The NBA playoffs start this Saturday. While you might not be shaking with eager excitement by this fact, you might want to know who you would root for if you were interested. The best way to take an interest in a sport is to feel like you have a horse in the race.
Being a fan turns wins and losses into instances of unparalleled joy or abject hopelessness. So how can you pick a team to root for in the next couple of days? While fandom is often times determined geographically, and sometimes passed down hereditarily, I posit that it can also be determined by major. This article will serve as a guide pairing majors with NBA playoff teams.
English major – Chicago Bulls
This major-player pairing is based upon the compelling narrative of point guard Derrick Rose. The story writes itself. The then-struggling Bulls picked Rose, a hometown kid, first overall in the 2008 NBA draft despite only having a miniscule 1.7 percent chance of gaining the pick in the draft lottery.
A meteoric rise ensues as Rose wins rookie of the year, earns an all-star spot his sophomore year and leads the Bulls to the first overall seed the following year on his way to MVP honors. After signing a five year deal for $94.8 million, Rose falters. Injuries derail the next three years and lead to questions concerning Rose’s ability to serve as the key cog on a championship team.
He returns this year to a team primed for a run at the title, suffers another meniscus tear but ultimately decides to have it removed so that he can participate in the playoffs. The next few weeks will determine whether Rose can bring a championship back to the land of Jordan.
Theatre major – Los Angeles Clippers
At first glance this pairing makes sense because of Hollywood’s status as a destination for individuals interested in acting, screenwriting and film production. The team itself is seen by NBA writers, coaches and officiating personnel as having a flare for the “dramatic”. The Clippers lead the league in technical fouls, usually doled out when players try to show up referees by physically and vocally disagreeing with their in-game calls.
Point guard Chris Paul often times tries to act his way into a foul call by exaggerating contact between himself and a given defender. Paul as well as his superstar teammate Blake Griffin have both given acting a try as spokesmen for State Farm and Kia, respectively.
International relations major – San Antonio Spurs
Think of the Spurs as a United Nations that actually works. Of the 15 players currently on the Spurs roster, eight are foreign born. Power forward Tim Duncan was born in the Virgin Islands if you want to be lenient and bump that figure up to nine. Altogether seven foreign countries are represented: France, Italy, Australia, New Zealand, Brazil, Argentina and Canada. Head coach Gregg Popovich even graduated from the United States Air Force Academy.
In true international relations fashion, American players have the largest impact on the Spurs. The transcendent defense of swingman Kawhi Leonard and steady greatness of Duncan make this team a favorite to take home the Larry O’Brien Trophy this summer.
Math major – Houston Rockets
Assembled by general manager Daryl Morey, known affectionately throughout the league as “dork Elvis,” the Rockets have solved basketball.
When watching the Rockets you’ll notice that the vast majority of their shots are taken from either very close range or beyond the three point arc.

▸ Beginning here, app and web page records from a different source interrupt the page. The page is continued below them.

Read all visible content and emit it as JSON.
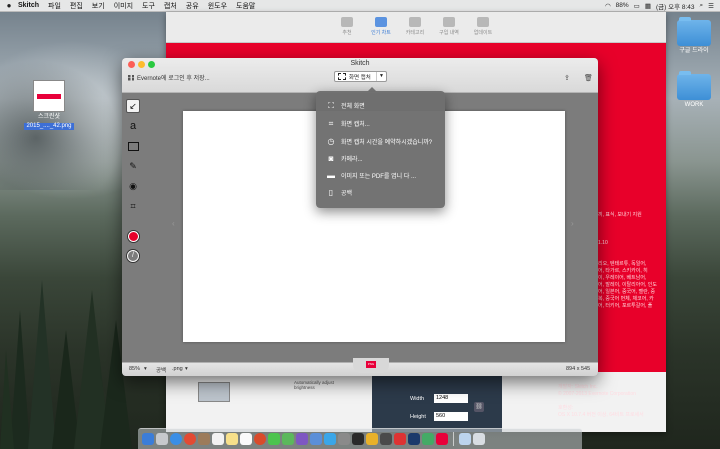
{
  "menubar": {
    "apple": "",
    "items": [
      "Skitch",
      "파일",
      "편집",
      "보기",
      "이미지",
      "도구",
      "캡처",
      "공유",
      "윈도우",
      "도움말"
    ],
    "status": {
      "battery": "88%",
      "clock": "(금) 오후 8:43"
    }
  },
  "desktop": {
    "file_icon": {
      "label1": "스크린샷",
      "label2": "2015_...._42.png"
    },
    "folder1": "구글 드라이",
    "folder2": "WORK"
  },
  "bg_app": {
    "tabs": [
      "추천",
      "인기 차트",
      "카테고리",
      "구입 내역",
      "업데이트"
    ],
    "right_text": [
      "끼, 표식, 보내기 지원",
      "",
      "",
      "",
      "1.10",
      "",
      "",
      "리오, 텐테르튜, 독일어,",
      "어, 타가르, 스키카이, 히",
      "이, 우레이어, 베트남어,",
      "어, 말레이, 이탈리아어, 인도",
      "어, 일본어, 중국어, 벨란, 중",
      "복, 중국어 번체, 체코어, 카",
      "어, 터키어, 포르투갈어, 폴"
    ],
    "width_label": "Width",
    "width_value": "1248",
    "height_label": "Height",
    "height_value": "560",
    "adjust_text": "Automatically adjust brightness",
    "info": [
      "개발자: Skitch Inc.",
      "© 2007-2013 Evernote Corporation",
      "",
      "호환성:",
      "OS X 10.7.4 버전 이상, 64비트 프로세서"
    ]
  },
  "skitch": {
    "title": "Skitch",
    "evernote_login": "Evernote에 로그인 후 저장...",
    "capture_button": "화면 캡처",
    "status_zoom": "85%",
    "status_name": "공백",
    "status_ext": ".png",
    "status_size": "894 x 545"
  },
  "capture_menu": [
    {
      "icon": "fullscreen-icon",
      "label": "전체 화면"
    },
    {
      "icon": "crop-icon",
      "label": "화면 캡처..."
    },
    {
      "icon": "timer-icon",
      "label": "화면 캡처 시간을 예약하시겠습니까?"
    },
    {
      "icon": "camera-icon",
      "label": "카메라..."
    },
    {
      "icon": "folder-icon",
      "label": "이미지 또는 PDF를 엽니 다 ..."
    },
    {
      "icon": "blank-doc-icon",
      "label": "공백"
    }
  ],
  "colors": {
    "accent": "#e8002a",
    "menu_bg": "#6e6e6e",
    "brand_red": "#e8003a"
  }
}
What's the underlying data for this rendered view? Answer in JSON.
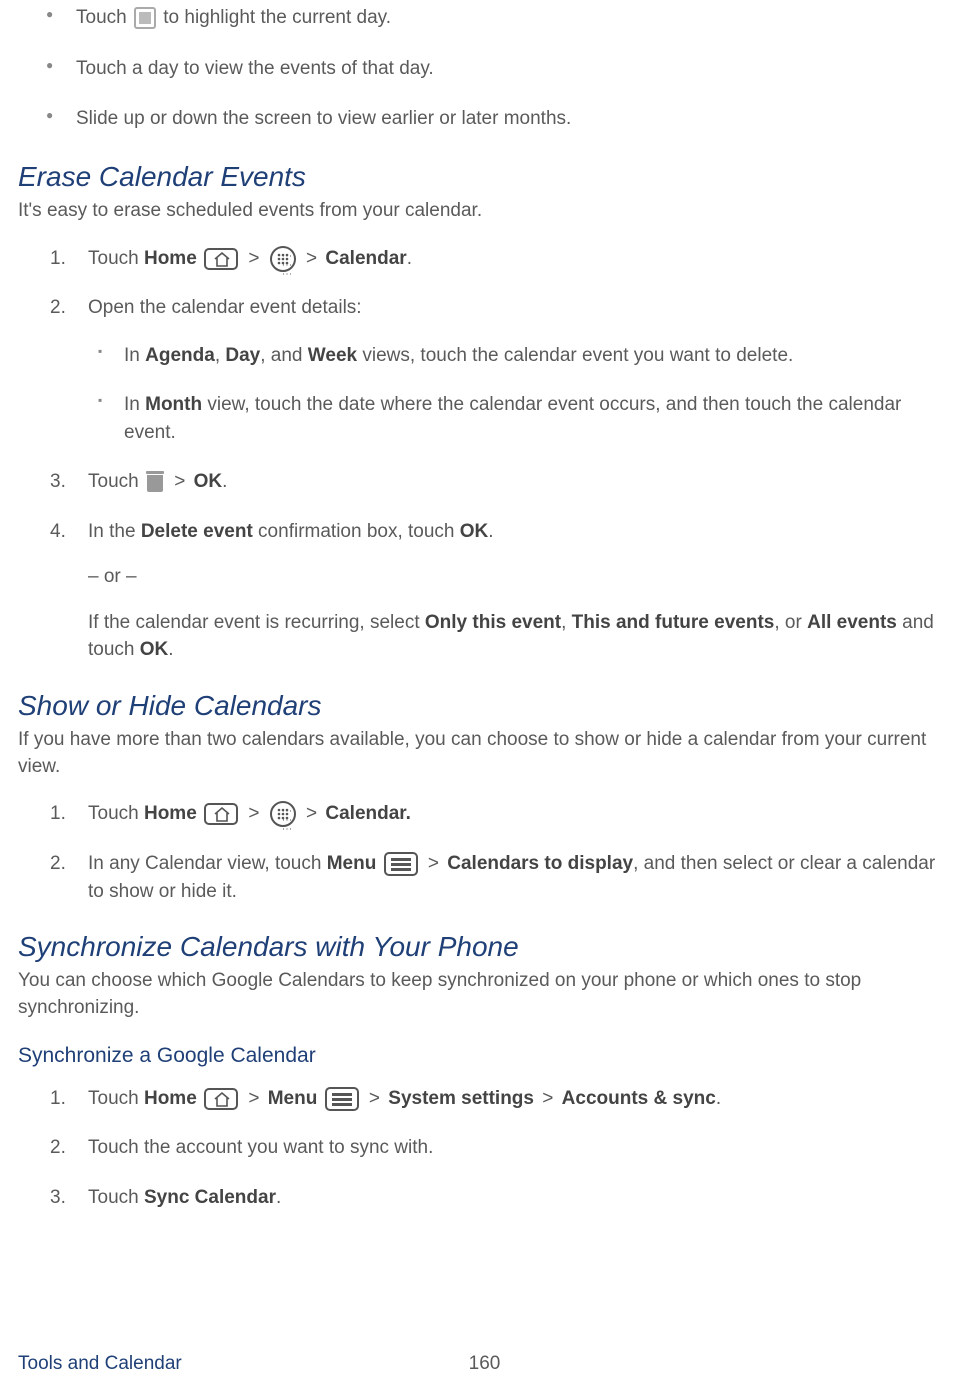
{
  "top_bullets": [
    {
      "pre": "Touch ",
      "icon": "today",
      "post": " to highlight the current day."
    },
    {
      "text": "Touch a day to view the events of that day."
    },
    {
      "text": "Slide up or down the screen to view earlier or later months."
    }
  ],
  "erase": {
    "heading": "Erase Calendar Events",
    "intro": "It's easy to erase scheduled events from your calendar.",
    "steps": {
      "s1": {
        "pre": "Touch ",
        "bold1": "Home",
        "mid1": " > ",
        "mid2": " > ",
        "bold2": "Calendar",
        "post": "."
      },
      "s2": "Open the calendar event details:",
      "s2_sub": [
        {
          "pre": "In ",
          "b1": "Agenda",
          "sep": ", ",
          "b2": "Day",
          "mid": ", and ",
          "b3": "Week",
          "post": " views, touch the calendar event you want to delete."
        },
        {
          "pre": "In ",
          "b1": "Month",
          "post": " view, touch the date where the calendar event occurs, and then touch the calendar event."
        }
      ],
      "s3": {
        "pre": "Touch ",
        "mid": " > ",
        "bold": "OK",
        "post": "."
      },
      "s4": {
        "pre": "In the ",
        "b1": "Delete event",
        "mid": " confirmation box, touch ",
        "b2": "OK",
        "post": "."
      },
      "s4_or": "– or –",
      "s4_extra": {
        "pre": "If the calendar event is recurring, select ",
        "b1": "Only this event",
        "sep1": ", ",
        "b2": "This and future events",
        "sep2": ", or ",
        "b3": "All events",
        "mid": " and touch ",
        "b4": "OK",
        "post": "."
      }
    }
  },
  "showhide": {
    "heading": "Show or Hide Calendars",
    "intro": "If you have more than two calendars available, you can choose to show or hide a calendar from your current view.",
    "steps": {
      "s1": {
        "pre": "Touch ",
        "bold1": "Home",
        "mid1": " > ",
        "mid2": " > ",
        "bold2": "Calendar.",
        "post": ""
      },
      "s2": {
        "pre": "In any Calendar view, touch ",
        "b1": "Menu",
        "mid": " > ",
        "b2": "Calendars to display",
        "post": ", and then select or clear a calendar to show or hide it."
      }
    }
  },
  "sync": {
    "heading": "Synchronize Calendars with Your Phone",
    "intro": "You can choose which Google Calendars to keep synchronized on your phone or which ones to stop synchronizing.",
    "sub_heading": "Synchronize a Google Calendar",
    "steps": {
      "s1": {
        "pre": "Touch ",
        "b1": "Home",
        "mid1": " > ",
        "b2": "Menu",
        "mid2": " > ",
        "b3": "System settings",
        "mid3": " > ",
        "b4": "Accounts & sync",
        "post": "."
      },
      "s2": "Touch the account you want to sync with.",
      "s3": {
        "pre": "Touch ",
        "b1": "Sync Calendar",
        "post": "."
      }
    }
  },
  "footer": {
    "section": "Tools and Calendar",
    "page": "160"
  }
}
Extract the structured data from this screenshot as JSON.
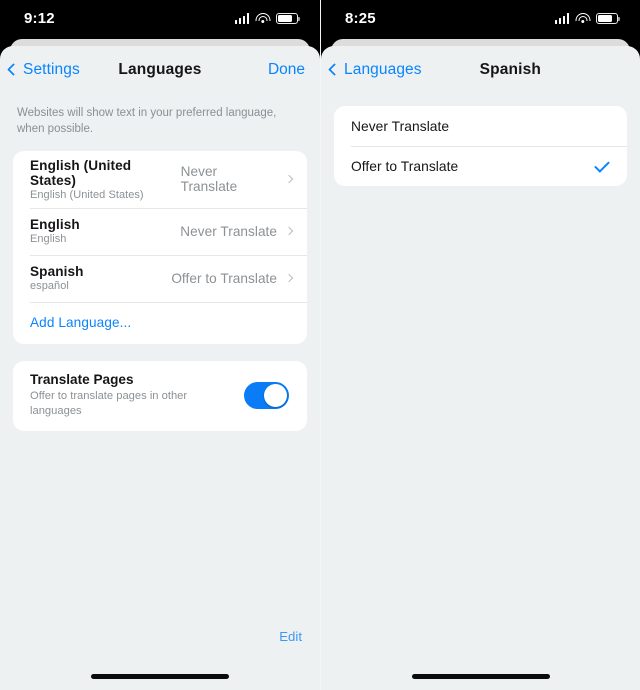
{
  "left": {
    "status": {
      "time": "9:12",
      "signal_icon": "cellular-signal-icon",
      "wifi_icon": "wifi-icon",
      "battery_icon": "battery-icon"
    },
    "nav": {
      "back_label": "Settings",
      "title": "Languages",
      "action_label": "Done"
    },
    "footnote": "Websites will show text in your preferred language, when possible.",
    "languages": [
      {
        "title": "English (United States)",
        "subtitle": "English (United States)",
        "value": "Never Translate"
      },
      {
        "title": "English",
        "subtitle": "English",
        "value": "Never Translate"
      },
      {
        "title": "Spanish",
        "subtitle": "español",
        "value": "Offer to Translate"
      }
    ],
    "add_language_label": "Add Language...",
    "translate_pages": {
      "title": "Translate Pages",
      "subtitle": "Offer to translate pages in other languages",
      "toggle_state": "on"
    },
    "edit_label": "Edit"
  },
  "right": {
    "status": {
      "time": "8:25",
      "signal_icon": "cellular-signal-icon",
      "wifi_icon": "wifi-icon",
      "battery_icon": "battery-icon"
    },
    "nav": {
      "back_label": "Languages",
      "title": "Spanish"
    },
    "options": [
      {
        "label": "Never Translate",
        "selected": false
      },
      {
        "label": "Offer to Translate",
        "selected": true
      }
    ]
  },
  "colors": {
    "accent": "#0a84ff",
    "toggle_on": "#0a7cf5",
    "sheet_bg": "#eef1f2",
    "card_bg": "#ffffff",
    "primary_text": "#161618",
    "secondary_text": "#8c9195"
  }
}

The elimination of long two point shots from the game plan is based on the simple fact that three points are worth more than two, unless the shot is taken at the rim and therefore has a better chance of going through the hoop.
We’ll have to see whether defensive adjustments in the playoffs give the Rockets’ game plan trouble. In any case, James Harden will be a force to be reckoned with this postseason.
Psychology major – Dallas Mavericks
Psychology majors might be interested in following the Mavericks because of the point guard Rajon Rondo, who is currently making a run at being the biggest headcase in the league. Rondo pouted his way out of Boston, saying that he hadn’t been playing defense for the past couple years. Why any professional basketball player would openly say that they haven’t been trying at any point whatsoever is beyond me.
Dallas has struggled since acquiring the point guard in a blockbuster midseason trade. Head coach Rick Carlisle would be pulling his hair out if he had any left. Regardless, Rondo is one of the most interesting minds in the NBA, as evidenced by his most recent interview with Baxter Holmes for ESPN, which can, at best, be described as curious.
For example, he can’t stand plot holes in movies. “I didn’t understand how he got the cop’s number,” Rondo says about Denzel Washington’s “The Equalizer”. “It was just too much.” Hilarious, perplexing or straight up weird, Rondo’s post-game press conferences always have been and always will be all time great.
I’m sorry if I didn’t get to your major, and if I did I hope that I convinced you to tune in this weekend. The NBA, at its most basic level, pits teams of millionaires against each other in a game that comes down to a remarkably simple game of putting a ball through a hoop.
Ignoring that fact, it boils down to performing under pressure, contorting bodies in mid air and bright lights reflecting off of the hardwood. If you can stand the commercial breaks, watching basketball is truly a rewarding experience.